“I love that I am trans. And I love that I am queer,” Page said in a statement on social media.
The Canadian-born actor, formerly known as Ellen Page, said his decision to come out as trans, which also involved changing his first name, came after a long journey and with much support from the LGBTQ community.
“I can’t begin to express how remarkable it feels to finally love who I am enough to pursue my authentic self,” Page wrote.
“The more I hold myself close and fully embrace who I am, the more I dream, the more my heart grows and the more I thrive,” added Page, who said his pronouns are “he” and “they.”
Page also used the post to address discrimination towards trans people.
“The truth is, despite feeling profoundly happy right now and knowing how much privilege I carry, I am also scared. I’m scared of the invasiveness, the hate, the ‘jokes’ and of violence,” the 33-year-old wrote.
Page signed his statement with the words, “All my love, Elliot.”
The announcement was greeted as a watershed moment for the trans community in Hollywood.

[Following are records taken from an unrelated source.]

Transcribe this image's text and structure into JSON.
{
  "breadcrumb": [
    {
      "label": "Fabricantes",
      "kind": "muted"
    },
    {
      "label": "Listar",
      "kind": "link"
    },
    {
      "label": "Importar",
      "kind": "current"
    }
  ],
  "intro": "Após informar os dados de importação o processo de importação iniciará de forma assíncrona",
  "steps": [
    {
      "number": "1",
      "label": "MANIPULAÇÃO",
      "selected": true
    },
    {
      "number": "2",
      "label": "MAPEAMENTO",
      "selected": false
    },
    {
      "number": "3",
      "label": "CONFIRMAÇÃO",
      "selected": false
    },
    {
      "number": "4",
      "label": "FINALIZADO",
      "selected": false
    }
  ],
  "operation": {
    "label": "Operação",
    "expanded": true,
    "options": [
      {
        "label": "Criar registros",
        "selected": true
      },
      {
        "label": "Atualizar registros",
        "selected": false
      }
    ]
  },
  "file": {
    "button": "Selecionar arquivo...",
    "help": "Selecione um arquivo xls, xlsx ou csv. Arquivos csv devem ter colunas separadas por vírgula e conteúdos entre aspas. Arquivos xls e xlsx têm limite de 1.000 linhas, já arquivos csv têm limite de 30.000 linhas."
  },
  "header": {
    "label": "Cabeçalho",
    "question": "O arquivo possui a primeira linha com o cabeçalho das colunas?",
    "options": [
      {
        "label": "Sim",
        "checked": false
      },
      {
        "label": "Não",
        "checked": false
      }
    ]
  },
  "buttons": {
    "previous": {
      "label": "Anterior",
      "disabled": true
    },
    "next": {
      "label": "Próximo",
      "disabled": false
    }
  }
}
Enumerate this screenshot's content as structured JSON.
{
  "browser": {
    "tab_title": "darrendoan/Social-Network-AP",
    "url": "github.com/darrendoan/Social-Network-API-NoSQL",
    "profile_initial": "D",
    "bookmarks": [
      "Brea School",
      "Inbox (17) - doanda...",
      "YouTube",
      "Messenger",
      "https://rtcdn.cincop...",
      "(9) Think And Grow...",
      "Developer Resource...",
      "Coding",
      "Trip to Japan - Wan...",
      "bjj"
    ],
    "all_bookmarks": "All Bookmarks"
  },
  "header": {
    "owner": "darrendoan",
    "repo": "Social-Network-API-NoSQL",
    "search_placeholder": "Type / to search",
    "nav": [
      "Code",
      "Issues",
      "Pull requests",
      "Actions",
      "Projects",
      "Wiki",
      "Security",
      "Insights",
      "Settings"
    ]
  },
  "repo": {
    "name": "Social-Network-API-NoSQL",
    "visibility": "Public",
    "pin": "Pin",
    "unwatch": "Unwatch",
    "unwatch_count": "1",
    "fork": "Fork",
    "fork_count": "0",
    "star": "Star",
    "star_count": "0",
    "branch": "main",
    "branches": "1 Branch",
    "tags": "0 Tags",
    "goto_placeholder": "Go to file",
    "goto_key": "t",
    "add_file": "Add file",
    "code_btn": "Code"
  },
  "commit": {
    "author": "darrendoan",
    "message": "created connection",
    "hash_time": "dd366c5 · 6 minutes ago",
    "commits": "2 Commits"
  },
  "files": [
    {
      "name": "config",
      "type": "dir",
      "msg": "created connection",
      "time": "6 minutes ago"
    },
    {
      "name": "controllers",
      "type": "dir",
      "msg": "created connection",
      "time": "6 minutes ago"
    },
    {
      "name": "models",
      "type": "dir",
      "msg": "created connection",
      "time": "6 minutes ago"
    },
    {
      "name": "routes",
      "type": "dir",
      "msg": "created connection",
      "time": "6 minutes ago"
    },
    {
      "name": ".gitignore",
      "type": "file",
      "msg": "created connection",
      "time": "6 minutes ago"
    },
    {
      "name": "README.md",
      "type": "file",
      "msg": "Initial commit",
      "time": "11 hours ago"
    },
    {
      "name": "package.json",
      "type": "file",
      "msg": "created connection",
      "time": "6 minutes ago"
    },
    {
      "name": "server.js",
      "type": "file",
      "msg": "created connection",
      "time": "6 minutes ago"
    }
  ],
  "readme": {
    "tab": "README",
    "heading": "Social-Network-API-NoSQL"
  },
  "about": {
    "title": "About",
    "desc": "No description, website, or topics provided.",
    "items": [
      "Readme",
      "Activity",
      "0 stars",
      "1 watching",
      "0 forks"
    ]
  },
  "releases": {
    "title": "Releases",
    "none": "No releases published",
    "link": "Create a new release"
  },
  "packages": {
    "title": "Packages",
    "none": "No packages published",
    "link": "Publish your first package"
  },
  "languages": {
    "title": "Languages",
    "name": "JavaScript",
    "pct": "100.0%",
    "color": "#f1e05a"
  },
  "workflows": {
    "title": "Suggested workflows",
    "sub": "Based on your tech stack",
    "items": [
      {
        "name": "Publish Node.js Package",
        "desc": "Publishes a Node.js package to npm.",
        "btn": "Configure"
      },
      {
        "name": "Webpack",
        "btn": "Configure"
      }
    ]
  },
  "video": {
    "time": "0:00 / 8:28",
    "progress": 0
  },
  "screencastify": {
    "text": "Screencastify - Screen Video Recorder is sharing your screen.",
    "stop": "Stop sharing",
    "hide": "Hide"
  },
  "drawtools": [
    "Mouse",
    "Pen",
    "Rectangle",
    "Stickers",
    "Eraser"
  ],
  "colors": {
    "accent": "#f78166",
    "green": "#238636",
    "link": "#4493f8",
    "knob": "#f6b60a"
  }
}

It was celebrated widely on social media by LGBTQ rights advocates and many in the film industry. Netflix, maker of the comic book series ‘The Umbrella Academy,’ said, “So proud of our superhero! We love you Elliot!”
“Elliot Page has given us fantastic characters on-screen, and has been an outspoken advocate for all LGBTQ people,” said Nick Adams, GLAAD’s Director of Transgender Media. “He will now be an inspiration to countless trans and non-binary people. All transgender people deserve the chance to be ourselves and to be accepted for who we are. We celebrate the remarkable Elliot Page today.”
Page came out as gay in 2014, telling an audience in Las Vegas: “I am tired of hiding and I am tired of lying by omission.”
He broke out in Jason Reitman’s 2007 film ‘Juno’ in a performance as a pregnant teenager that earned him an Academy Award nomination.
He has frequently worked to bring the lives of LGBTQ characters to screen, including the 2015 film ‘Freeheld,’ which he produced and starred in as the partner of a dying New Jersey police detective who had been denied pension benefits.